The large, flat expanses and sharp angles natural to a metal shape are difficult to translate into porcelain clay, which, when so forced, tends to warp and crack during firing. This porcelain canteen is one of a group of blue-and-white ceramics, that may have been made for a Chinese clientele fascinated by Islamic metalware forms. The hybrid decoration on this canteen combines waves, a common Chinese motif; Chinese floral scrolls that seem to reflect awareness of Islamic arabesques; and an Islamic eight-pointed star on the central boss. Like its metal counterpart, the back of this canteen bears a socket, but it is uncertain whether this porcelain vessel, far heavier than the metal version, was ever used. It may have been a purely ornamental piece.

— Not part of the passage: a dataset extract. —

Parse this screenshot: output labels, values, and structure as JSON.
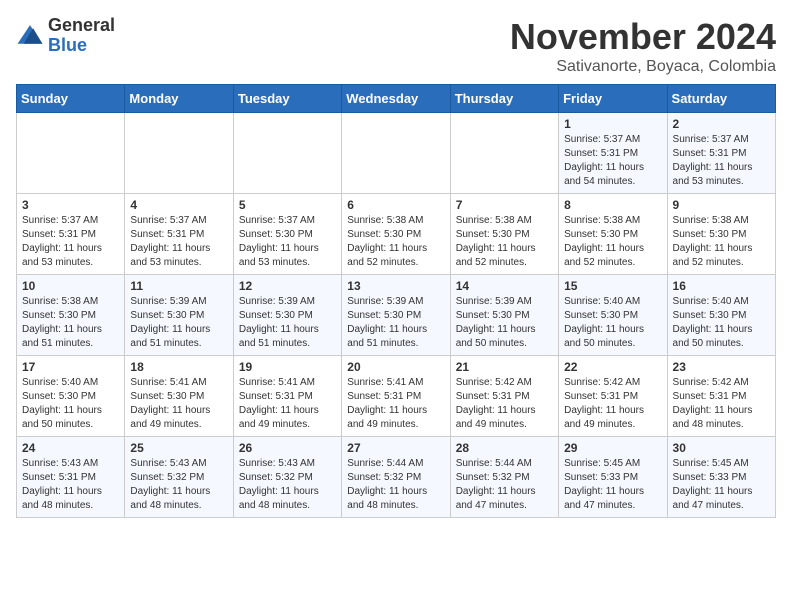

Square lidded ritual wine container (fangyi) with taotie, serpents, and birds

Early Western Zhou dynasty, ca. 1050-975 BCE

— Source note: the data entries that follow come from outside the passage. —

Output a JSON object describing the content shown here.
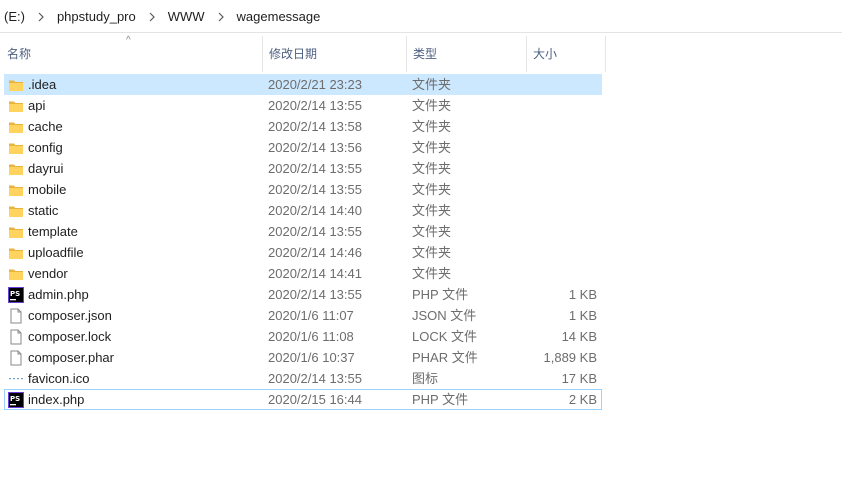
{
  "breadcrumb": {
    "drive": "(E:)",
    "path": [
      "phpstudy_pro",
      "WWW",
      "wagemessage"
    ]
  },
  "columns": {
    "name": "名称",
    "date": "修改日期",
    "type": "类型",
    "size": "大小"
  },
  "files": [
    {
      "name": ".idea",
      "date": "2020/2/21 23:23",
      "type": "文件夹",
      "size": "",
      "icon": "folder-icon"
    },
    {
      "name": "api",
      "date": "2020/2/14 13:55",
      "type": "文件夹",
      "size": "",
      "icon": "folder-icon"
    },
    {
      "name": "cache",
      "date": "2020/2/14 13:58",
      "type": "文件夹",
      "size": "",
      "icon": "folder-icon"
    },
    {
      "name": "config",
      "date": "2020/2/14 13:56",
      "type": "文件夹",
      "size": "",
      "icon": "folder-icon"
    },
    {
      "name": "dayrui",
      "date": "2020/2/14 13:55",
      "type": "文件夹",
      "size": "",
      "icon": "folder-icon"
    },
    {
      "name": "mobile",
      "date": "2020/2/14 13:55",
      "type": "文件夹",
      "size": "",
      "icon": "folder-icon"
    },
    {
      "name": "static",
      "date": "2020/2/14 14:40",
      "type": "文件夹",
      "size": "",
      "icon": "folder-icon"
    },
    {
      "name": "template",
      "date": "2020/2/14 13:55",
      "type": "文件夹",
      "size": "",
      "icon": "folder-icon"
    },
    {
      "name": "uploadfile",
      "date": "2020/2/14 14:46",
      "type": "文件夹",
      "size": "",
      "icon": "folder-icon"
    },
    {
      "name": "vendor",
      "date": "2020/2/14 14:41",
      "type": "文件夹",
      "size": "",
      "icon": "folder-icon"
    },
    {
      "name": "admin.php",
      "date": "2020/2/14 13:55",
      "type": "PHP 文件",
      "size": "1 KB",
      "icon": "phpstorm-file-icon"
    },
    {
      "name": "composer.json",
      "date": "2020/1/6 11:07",
      "type": "JSON 文件",
      "size": "1 KB",
      "icon": "blank-file-icon"
    },
    {
      "name": "composer.lock",
      "date": "2020/1/6 11:08",
      "type": "LOCK 文件",
      "size": "14 KB",
      "icon": "blank-file-icon"
    },
    {
      "name": "composer.phar",
      "date": "2020/1/6 10:37",
      "type": "PHAR 文件",
      "size": "1,889 KB",
      "icon": "blank-file-icon"
    },
    {
      "name": "favicon.ico",
      "date": "2020/2/14 13:55",
      "type": "图标",
      "size": "17 KB",
      "icon": "ico-file-icon"
    },
    {
      "name": "index.php",
      "date": "2020/2/15 16:44",
      "type": "PHP 文件",
      "size": "2 KB",
      "icon": "phpstorm-file-icon"
    }
  ],
  "selected_index": 0,
  "focused_index": 15
}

H x W x D: 35.3 x 24.8 x 23.3 cm (13 7/8 x 9 3/4 x 9 3/16 in)

Despite the beauty of its decoration, with elaborate taotie patterns and animal motifs rendered in different levels of relief, this vessel is most famous for its lengthy cast inscription of 187 characters. The text, one of the longest from the early Zhou period, is repeated inside the vessel and the lid. A court scribe named Ling might have composed the text himself; the cast inscription resembles the rhythm and flow of calligraphy. If so, he could have been following a family tradition: he was a younger relative of Da, who was responsible for the fangding (F1950.7) in the Freer collection.
The vessel commemorates three days of administrative meetings and ritual ceremonies held in Chengzhou during the reign of Zhao, the fourth Zhou monarch. Mingbao, the son of the Duke of Zhou and a nephew of the Taibao, led the events, which began with a massive gathering of court and regional officials and concluded with offerings of animal sacrifices. Afterwards, in appreciation of their efforts, Mingbao awarded ritual wine, “metal” (probably bronze), and oxen to Ling and his colleague Captain Kang, with the order that the gifts be used for ritual purposes.

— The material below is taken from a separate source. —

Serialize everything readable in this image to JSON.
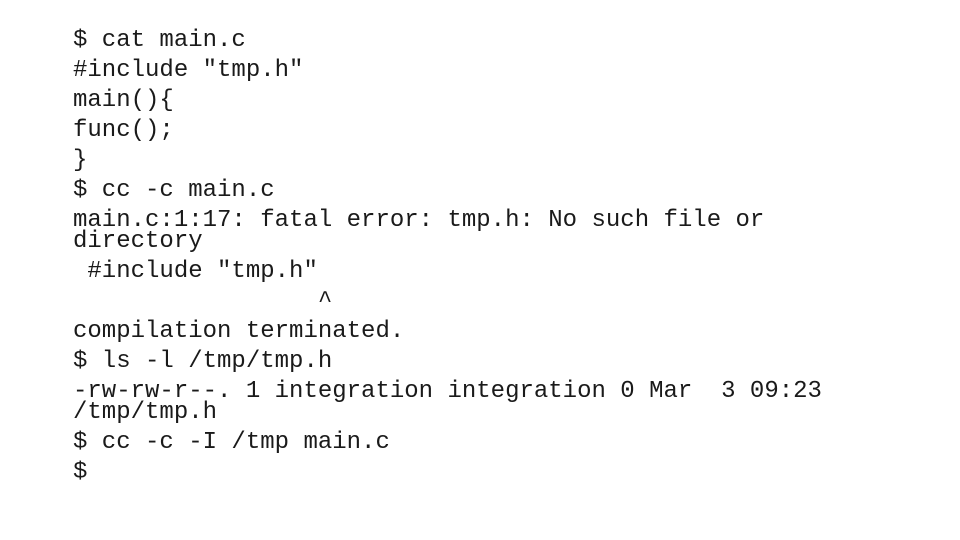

Square ritual food cauldron (fangding) with serpents and taotie

Early Western Zhou dynasty, ca. 1050-975 BCE


H x W: 26.3 x 15.8 cm (10 3/8 x 6 1/4 in)

Clearly visible on one of this vessel’s long sides is a cast inscription that records events associated with a key figure in early Zhou history: the Grand Protector or “Taibao,” Duke Shi of Shao. Since this fangding mentions the Taibao’s role in creating commemorative cauldrons dedicated to Wu and Cheng, the first two Zhou kings, it was probably made during the reign of the third king, Kang. A scribe or chronicler named Da must have somehow assisted the Taibao in this or another effort; according to the inscription, he received a white horse for his service. Virtually the same text recurs on three similar fangding, indicating they were made as a functional set of food vessels.